____ Information shown
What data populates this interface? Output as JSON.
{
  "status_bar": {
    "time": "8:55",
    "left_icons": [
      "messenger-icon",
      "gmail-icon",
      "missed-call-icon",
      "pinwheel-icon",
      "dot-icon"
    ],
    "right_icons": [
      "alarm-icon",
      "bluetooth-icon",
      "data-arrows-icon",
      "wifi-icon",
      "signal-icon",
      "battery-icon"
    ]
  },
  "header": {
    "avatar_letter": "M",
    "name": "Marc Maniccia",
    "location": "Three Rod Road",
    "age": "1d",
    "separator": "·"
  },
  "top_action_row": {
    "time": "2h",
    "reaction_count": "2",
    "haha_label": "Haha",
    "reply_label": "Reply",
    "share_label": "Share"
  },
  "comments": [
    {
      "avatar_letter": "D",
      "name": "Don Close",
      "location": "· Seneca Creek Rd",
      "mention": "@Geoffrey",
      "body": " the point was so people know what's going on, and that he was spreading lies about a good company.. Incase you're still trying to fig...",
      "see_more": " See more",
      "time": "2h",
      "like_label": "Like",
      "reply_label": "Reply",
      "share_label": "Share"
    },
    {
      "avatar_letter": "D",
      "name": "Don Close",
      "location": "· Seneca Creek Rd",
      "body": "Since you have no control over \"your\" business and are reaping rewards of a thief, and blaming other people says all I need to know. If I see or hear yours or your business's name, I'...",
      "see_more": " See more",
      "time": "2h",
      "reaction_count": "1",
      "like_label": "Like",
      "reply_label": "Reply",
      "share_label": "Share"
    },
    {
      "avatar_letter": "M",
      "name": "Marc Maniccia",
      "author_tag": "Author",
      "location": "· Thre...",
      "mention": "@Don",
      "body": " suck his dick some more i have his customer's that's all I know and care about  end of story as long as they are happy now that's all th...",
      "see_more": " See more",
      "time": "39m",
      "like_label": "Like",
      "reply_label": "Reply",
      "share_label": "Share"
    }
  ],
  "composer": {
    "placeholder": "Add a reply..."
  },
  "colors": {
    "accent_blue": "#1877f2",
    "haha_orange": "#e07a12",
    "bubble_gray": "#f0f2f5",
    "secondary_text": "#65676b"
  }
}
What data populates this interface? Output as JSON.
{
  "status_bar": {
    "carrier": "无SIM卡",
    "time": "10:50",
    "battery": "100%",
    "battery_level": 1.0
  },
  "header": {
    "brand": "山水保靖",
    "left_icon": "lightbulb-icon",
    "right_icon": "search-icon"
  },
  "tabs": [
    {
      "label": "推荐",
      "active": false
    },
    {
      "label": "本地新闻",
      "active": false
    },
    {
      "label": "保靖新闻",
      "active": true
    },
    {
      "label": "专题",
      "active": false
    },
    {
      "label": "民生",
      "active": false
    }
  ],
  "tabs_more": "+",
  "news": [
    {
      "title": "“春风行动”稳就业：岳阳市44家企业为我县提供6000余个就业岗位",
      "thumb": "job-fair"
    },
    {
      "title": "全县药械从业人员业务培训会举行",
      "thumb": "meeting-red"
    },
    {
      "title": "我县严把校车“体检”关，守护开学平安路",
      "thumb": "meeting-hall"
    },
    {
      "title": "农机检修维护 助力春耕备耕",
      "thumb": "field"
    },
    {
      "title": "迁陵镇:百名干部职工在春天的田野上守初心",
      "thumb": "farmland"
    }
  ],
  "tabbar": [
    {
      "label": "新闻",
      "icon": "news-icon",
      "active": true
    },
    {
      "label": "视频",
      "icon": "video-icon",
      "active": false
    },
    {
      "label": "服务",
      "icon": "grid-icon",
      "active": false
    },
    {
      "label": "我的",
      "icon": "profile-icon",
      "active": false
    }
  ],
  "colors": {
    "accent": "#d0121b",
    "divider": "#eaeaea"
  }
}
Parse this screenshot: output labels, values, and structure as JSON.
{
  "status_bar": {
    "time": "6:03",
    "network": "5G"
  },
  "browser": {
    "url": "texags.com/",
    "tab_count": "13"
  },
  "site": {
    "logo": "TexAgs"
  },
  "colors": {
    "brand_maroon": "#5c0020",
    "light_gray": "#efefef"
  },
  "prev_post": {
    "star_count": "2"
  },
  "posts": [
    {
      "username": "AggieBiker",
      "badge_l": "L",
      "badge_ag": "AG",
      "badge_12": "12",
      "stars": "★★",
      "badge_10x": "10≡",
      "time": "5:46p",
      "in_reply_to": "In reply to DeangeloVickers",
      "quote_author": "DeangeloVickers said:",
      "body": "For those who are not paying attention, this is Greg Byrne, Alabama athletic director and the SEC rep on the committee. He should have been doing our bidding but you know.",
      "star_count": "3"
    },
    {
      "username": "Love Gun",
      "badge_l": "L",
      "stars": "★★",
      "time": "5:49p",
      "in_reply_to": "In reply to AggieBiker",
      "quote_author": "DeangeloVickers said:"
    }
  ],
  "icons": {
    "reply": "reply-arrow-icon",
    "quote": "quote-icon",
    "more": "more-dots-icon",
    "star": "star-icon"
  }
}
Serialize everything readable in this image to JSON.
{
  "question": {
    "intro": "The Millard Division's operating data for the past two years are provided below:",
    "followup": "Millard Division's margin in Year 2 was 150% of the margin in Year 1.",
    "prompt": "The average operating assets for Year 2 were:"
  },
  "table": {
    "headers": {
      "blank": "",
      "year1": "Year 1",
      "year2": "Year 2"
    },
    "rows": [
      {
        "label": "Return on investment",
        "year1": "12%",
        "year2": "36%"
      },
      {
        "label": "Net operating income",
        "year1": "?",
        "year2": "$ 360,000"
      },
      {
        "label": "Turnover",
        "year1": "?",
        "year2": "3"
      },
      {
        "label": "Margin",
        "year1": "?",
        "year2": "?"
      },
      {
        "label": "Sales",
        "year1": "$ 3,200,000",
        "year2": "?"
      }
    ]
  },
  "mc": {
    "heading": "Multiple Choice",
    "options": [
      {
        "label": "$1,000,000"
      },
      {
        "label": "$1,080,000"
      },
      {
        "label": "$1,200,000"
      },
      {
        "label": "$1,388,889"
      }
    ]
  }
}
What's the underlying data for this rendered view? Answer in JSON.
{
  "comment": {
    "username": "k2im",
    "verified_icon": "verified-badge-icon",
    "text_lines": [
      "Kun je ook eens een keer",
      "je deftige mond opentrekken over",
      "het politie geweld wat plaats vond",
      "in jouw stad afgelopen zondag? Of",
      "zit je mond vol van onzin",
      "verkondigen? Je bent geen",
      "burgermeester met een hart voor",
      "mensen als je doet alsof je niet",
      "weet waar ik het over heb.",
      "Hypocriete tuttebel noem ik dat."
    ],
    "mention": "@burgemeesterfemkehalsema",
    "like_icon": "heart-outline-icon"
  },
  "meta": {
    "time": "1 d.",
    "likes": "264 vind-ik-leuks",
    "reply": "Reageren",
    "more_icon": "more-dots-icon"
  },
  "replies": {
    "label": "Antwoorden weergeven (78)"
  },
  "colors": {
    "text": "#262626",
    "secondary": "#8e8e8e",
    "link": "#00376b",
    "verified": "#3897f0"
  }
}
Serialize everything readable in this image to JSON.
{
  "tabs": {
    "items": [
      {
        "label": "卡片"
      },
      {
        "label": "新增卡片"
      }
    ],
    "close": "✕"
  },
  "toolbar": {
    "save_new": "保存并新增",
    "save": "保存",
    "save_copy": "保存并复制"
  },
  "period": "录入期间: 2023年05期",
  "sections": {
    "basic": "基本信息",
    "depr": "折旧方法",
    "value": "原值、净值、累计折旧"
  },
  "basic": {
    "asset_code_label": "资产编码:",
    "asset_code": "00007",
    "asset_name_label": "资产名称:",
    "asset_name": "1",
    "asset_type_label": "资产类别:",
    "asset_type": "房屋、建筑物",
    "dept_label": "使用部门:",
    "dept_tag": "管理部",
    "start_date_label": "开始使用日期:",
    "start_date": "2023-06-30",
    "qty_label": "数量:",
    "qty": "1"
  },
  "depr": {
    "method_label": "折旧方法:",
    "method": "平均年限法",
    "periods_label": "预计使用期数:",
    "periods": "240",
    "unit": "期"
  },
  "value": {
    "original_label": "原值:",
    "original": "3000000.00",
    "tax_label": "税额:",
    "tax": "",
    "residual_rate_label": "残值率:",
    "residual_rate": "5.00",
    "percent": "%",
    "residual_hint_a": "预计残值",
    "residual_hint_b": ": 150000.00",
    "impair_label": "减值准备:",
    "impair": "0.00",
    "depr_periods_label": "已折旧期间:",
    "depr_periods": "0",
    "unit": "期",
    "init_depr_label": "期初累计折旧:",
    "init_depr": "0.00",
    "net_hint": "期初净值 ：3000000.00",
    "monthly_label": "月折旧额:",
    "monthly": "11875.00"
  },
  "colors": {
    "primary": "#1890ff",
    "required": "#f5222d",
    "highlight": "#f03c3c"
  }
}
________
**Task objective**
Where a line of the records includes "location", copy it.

**Your solution**
    "location": "Three Rod Road",
      "location": "· Seneca Creek Rd",
      "location": "· Seneca Creek Rd",
      "location": "· Thre...",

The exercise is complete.